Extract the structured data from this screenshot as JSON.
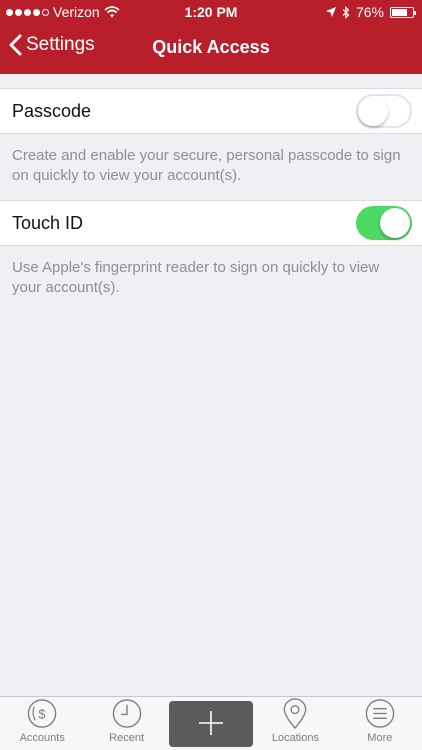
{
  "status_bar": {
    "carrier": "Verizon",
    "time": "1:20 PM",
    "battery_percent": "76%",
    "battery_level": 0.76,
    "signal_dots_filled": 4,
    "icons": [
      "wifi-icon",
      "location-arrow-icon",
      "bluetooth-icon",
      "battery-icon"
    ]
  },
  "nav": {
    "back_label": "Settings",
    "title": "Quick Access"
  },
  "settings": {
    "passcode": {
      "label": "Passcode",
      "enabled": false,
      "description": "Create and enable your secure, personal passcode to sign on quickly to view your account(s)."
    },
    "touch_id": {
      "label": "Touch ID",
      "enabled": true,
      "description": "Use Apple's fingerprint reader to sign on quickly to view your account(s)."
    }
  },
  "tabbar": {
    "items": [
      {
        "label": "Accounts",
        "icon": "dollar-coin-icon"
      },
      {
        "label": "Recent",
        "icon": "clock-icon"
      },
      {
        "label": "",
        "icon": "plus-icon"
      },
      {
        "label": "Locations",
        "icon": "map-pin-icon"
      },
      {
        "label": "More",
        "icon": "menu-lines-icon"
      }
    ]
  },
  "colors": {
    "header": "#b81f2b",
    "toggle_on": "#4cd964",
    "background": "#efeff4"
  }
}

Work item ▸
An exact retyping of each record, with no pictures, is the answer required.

Problem solution ▸
Extract the structured data from this screenshot as JSON.
{
  "status_bar": {
    "carrier": "Verizon",
    "time": "1:20 PM",
    "battery_percent": "76%",
    "battery_level": 0.76,
    "signal_dots_filled": 4,
    "icons": [
      "wifi-icon",
      "location-arrow-icon",
      "bluetooth-icon",
      "battery-icon"
    ]
  },
  "nav": {
    "back_label": "Settings",
    "title": "Quick Access"
  },
  "settings": {
    "passcode": {
      "label": "Passcode",
      "enabled": false,
      "description": "Create and enable your secure, personal passcode to sign on quickly to view your account(s)."
    },
    "touch_id": {
      "label": "Touch ID",
      "enabled": true,
      "description": "Use Apple's fingerprint reader to sign on quickly to view your account(s)."
    }
  },
  "tabbar": {
    "items": [
      {
        "label": "Accounts",
        "icon": "dollar-coin-icon"
      },
      {
        "label": "Recent",
        "icon": "clock-icon"
      },
      {
        "label": "",
        "icon": "plus-icon"
      },
      {
        "label": "Locations",
        "icon": "map-pin-icon"
      },
      {
        "label": "More",
        "icon": "menu-lines-icon"
      }
    ]
  },
  "colors": {
    "header": "#b81f2b",
    "toggle_on": "#4cd964",
    "background": "#efeff4"
  }
}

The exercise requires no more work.